Dinnen serves in Vajta, Hungary, at Calvary Christian Academy. The Calvary Christian Academy is the Eastern European outpost of CC Ft. Lauderdale's Calvary Christian Academy. Dinnen is a teacher at CCA, Vajta.
Dinnen is part of the staff that teaches the children of Pastors and Missionaries at Calvary Chapel Bible College. Not only is he working in the classroom, he participates in outreaches regularly and has launched a youth ministry serving both missionary kids and locals. He gives Bible teaching and godly guidance to both groups.
"It's the perfect environment for making disciples," Says Dinnen. "I'm being discipled while I make disciples."
Dinnen's excitement and passion are infectious as he shares about his work. "I'm a part of giving the students that come to Hungary a bigger view of the world."
Keep up with Ken as he update's his blog. Pray for his work and the lives he'll touch.
This question is being discussed on a missions website. The topic is international copyright law. Many countries in the developing world have not made agreements with the powers that propose and enforce international copyright law...

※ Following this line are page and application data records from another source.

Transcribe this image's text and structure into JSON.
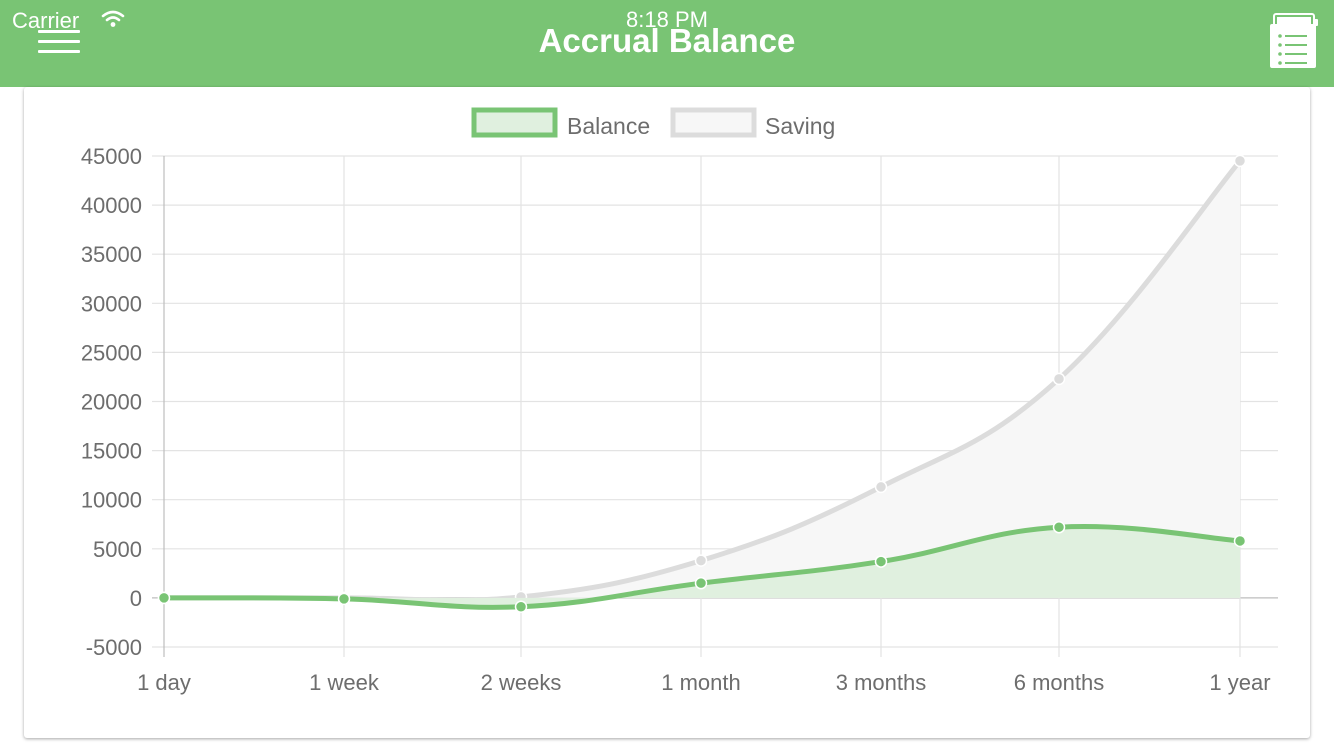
{
  "status_bar": {
    "carrier": "Carrier",
    "time": "8:18 PM"
  },
  "header": {
    "title": "Accrual Balance",
    "menu_icon": "hamburger-menu-icon",
    "list_icon": "checklist-icon",
    "background_color": "#79c474"
  },
  "chart_data": {
    "type": "area",
    "categories": [
      "1 day",
      "1 week",
      "2 weeks",
      "1 month",
      "3 months",
      "6 months",
      "1 year"
    ],
    "series": [
      {
        "name": "Balance",
        "values": [
          0,
          -100,
          -900,
          1500,
          3700,
          7200,
          5800
        ],
        "color": "#79c474",
        "fill": "#e0f0df"
      },
      {
        "name": "Saving",
        "values": [
          0,
          0,
          100,
          3800,
          11300,
          22300,
          44500
        ],
        "color": "#dcdcdc",
        "fill": "#f7f7f7"
      }
    ],
    "y_ticks": [
      45000,
      40000,
      35000,
      30000,
      25000,
      20000,
      15000,
      10000,
      5000,
      0,
      -5000
    ],
    "ylim": [
      -5000,
      45000
    ],
    "grid": true,
    "legend_position": "top"
  }
}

I have a great friend in North Africa who wrote this past week to ask, "When you read Kings in the Bible do you find yourself cheering for them to do all the right stuff? Does it make you ache each time one does lots of good stuff but then doesn't tear down the 'high places'?
He continued, "I've pondered what the 'high places' are in our day and age... perhaps things accepted by cultures as being okay (but not by God). Do pirated DVDs fit that category? To my knowledge it's impossible to buy an original movie in the country where I live. But does that mean the local ones are illegal? Did all countries really agree to uphold international copyrights? Or is that term really broader than its authority? I'd like to know because I don't want to leave up any high places."
Sunday, January 04, 2009
I sat in on a meeting with my son today and was impressed. He produces videos that promote Kingdom Causes. He listens, he probes, he gathers information, and then sets expectations and deadlines. His poise and maturity, quite frankly, blow my mind. This is a home educated kid. I can't figure out what we did right.
The kid has heart. He has passion for God. He wants to make a real difference in the world. A father wants his son to do better; to have more of handle on the world. This kid is on track.